Nepal rescuers call off search for trekkers after new avalanches
KATHMANDU (Reuters) – Rescuers in Nepal called off efforts on Monday to find seven people, including four South Korean trekkers, after fresh avalanches hit the Annapurna region where the group went missing last week, an official said.
Three Nepali guides were among the group struck by an avalanche on Friday along the popular trekking route at the base of Mount Annapurna, the world’s 10th highest mountain, at 8,091 metres (26,545 feet).

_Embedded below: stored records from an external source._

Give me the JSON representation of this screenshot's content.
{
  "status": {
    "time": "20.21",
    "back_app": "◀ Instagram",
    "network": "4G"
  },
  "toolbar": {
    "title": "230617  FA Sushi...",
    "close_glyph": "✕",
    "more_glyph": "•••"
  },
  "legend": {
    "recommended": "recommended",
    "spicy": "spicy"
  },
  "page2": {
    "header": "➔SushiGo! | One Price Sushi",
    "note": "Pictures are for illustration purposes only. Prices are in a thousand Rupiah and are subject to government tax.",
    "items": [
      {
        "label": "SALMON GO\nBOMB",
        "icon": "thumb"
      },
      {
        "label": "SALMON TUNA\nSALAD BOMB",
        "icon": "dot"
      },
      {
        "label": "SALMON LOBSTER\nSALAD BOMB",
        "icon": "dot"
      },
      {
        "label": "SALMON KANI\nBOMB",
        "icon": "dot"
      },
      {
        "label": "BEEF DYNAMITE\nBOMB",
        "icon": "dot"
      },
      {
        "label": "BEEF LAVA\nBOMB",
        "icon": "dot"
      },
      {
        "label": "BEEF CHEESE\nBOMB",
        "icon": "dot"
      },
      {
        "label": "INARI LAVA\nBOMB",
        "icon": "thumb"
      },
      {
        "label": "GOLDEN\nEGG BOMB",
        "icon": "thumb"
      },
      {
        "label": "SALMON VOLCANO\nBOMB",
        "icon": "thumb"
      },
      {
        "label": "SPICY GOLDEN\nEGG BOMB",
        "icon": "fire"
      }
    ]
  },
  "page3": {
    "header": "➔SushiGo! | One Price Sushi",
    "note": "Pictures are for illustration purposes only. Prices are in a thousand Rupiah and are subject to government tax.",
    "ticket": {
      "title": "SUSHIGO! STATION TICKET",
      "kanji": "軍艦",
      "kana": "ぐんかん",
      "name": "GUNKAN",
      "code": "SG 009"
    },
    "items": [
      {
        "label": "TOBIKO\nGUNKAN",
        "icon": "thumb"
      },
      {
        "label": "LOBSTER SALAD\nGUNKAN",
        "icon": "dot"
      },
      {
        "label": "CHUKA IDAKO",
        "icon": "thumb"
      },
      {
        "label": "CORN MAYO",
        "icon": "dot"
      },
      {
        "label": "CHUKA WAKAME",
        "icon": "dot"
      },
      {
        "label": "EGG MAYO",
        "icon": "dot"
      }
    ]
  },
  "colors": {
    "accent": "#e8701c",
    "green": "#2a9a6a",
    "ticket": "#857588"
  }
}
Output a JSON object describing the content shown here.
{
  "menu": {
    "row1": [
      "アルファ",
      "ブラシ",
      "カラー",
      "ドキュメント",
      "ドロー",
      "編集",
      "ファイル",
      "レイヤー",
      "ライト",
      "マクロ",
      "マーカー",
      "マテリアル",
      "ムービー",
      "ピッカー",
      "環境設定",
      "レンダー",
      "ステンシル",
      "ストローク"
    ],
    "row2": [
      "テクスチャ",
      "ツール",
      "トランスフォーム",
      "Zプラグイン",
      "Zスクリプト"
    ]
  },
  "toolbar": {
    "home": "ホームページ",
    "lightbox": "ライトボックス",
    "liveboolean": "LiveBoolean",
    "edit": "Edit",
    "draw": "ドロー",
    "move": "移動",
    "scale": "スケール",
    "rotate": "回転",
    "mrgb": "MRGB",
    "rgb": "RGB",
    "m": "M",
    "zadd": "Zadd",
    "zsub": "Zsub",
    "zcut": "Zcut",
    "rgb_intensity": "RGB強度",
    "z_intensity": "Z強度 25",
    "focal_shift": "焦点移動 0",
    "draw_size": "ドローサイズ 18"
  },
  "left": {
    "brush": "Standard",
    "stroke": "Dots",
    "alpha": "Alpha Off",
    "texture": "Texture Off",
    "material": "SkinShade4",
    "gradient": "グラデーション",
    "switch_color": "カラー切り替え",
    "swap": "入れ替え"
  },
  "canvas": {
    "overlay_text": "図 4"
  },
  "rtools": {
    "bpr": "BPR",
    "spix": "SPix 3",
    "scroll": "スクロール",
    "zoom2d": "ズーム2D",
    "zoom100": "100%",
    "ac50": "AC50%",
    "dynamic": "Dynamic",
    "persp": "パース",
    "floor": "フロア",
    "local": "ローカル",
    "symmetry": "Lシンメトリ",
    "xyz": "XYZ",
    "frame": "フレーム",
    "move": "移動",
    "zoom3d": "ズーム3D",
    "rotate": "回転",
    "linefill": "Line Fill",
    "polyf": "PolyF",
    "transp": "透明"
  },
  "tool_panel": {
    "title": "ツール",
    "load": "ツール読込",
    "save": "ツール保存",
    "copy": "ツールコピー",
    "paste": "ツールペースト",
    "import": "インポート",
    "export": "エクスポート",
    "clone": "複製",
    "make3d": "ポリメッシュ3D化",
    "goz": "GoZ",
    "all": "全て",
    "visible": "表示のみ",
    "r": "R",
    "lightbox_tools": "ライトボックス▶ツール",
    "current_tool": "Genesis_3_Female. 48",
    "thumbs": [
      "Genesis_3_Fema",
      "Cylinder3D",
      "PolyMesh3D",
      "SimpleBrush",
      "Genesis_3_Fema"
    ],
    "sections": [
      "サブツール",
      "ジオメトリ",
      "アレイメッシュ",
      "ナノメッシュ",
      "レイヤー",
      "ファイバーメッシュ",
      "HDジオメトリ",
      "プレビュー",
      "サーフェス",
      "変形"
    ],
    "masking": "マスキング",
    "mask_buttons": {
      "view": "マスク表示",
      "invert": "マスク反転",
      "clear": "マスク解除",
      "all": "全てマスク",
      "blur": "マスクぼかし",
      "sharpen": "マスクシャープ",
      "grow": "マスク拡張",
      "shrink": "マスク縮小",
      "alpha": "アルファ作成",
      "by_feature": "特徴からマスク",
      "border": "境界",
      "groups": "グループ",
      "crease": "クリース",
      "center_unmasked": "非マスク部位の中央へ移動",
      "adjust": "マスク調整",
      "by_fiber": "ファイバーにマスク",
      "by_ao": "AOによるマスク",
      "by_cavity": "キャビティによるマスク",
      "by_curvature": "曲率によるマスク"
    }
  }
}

A military helicopter flew an army search and rescue team and sherpa climbers to the area, but “bad weather, heavy snow and continuous avalanches” prevented them from landing, said Mira Acharya, a tourism department official.

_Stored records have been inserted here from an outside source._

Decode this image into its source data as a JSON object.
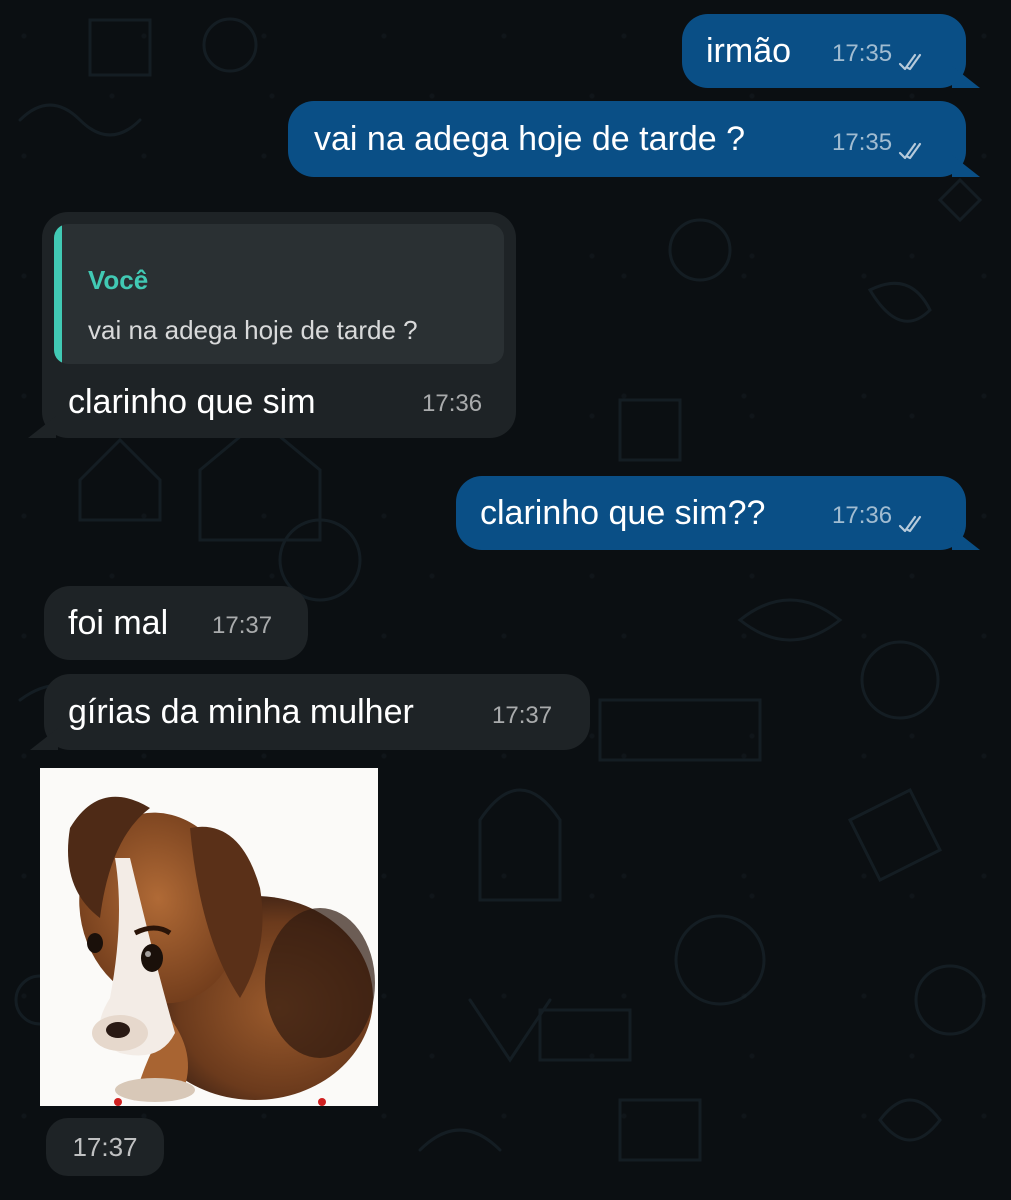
{
  "messages": [
    {
      "text": "irmão",
      "time": "17:35",
      "status_icon": "double-check-icon"
    },
    {
      "text": "vai na adega hoje de tarde ?",
      "time": "17:35",
      "status_icon": "double-check-icon"
    },
    {
      "quote_author": "Você",
      "quote_text": "vai na adega hoje de tarde ?",
      "text": "clarinho que sim",
      "time": "17:36"
    },
    {
      "text": "clarinho que sim??",
      "time": "17:36",
      "status_icon": "double-check-icon"
    },
    {
      "text": "foi mal",
      "time": "17:37"
    },
    {
      "text": "gírias da minha mulher",
      "time": "17:37"
    },
    {
      "sticker": "sad-puppy-sticker",
      "time": "17:37"
    }
  ],
  "colors": {
    "background": "#0b0f12",
    "outgoing_bubble": "#0a4f86",
    "incoming_bubble": "#1e2326",
    "quote_accent": "#41c9b4"
  }
}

“It is a big disaster and the government is concerned about the safety of tourists,” Acharya told Reuters. “Rescuers are on standby for a fresh search.”
The search will continue when the weather improves, she added.
About 200 people, including 140 foreign hikers, were evacuated from the area at the weekend, police official Binod Sharma said.
Avalanches and bad weather had also prevented a search on Sunday by seven rescuers from the Trekking Agents’ Association of Nepal, who reached the site at Deurali, about 150 km (90 miles) northwest of the capital, Kathmandu.
A helicopter equipped with a device to track signs of the trekkers in the snow also failed to pinpoint where the group of seven went missing, said Suraj Paudyal, an official of a private rescue company.
In 2018, five South Koreans and four Nepali guides on a Himalayan climbing expedition were flung to their deaths after a huge block of ice crashed over a cliff into a narrow mountain gorge.
The winter trekking season in Nepal, home to eight of the world’s 14 highest mountains, including Mount Everest, is drawing to a close this month. Nepal gets four percent of its GDP from tourism including trekking.
Reporting by Gopal Sharma; Editing by Sanjeev Miglani and Clarence Fernandez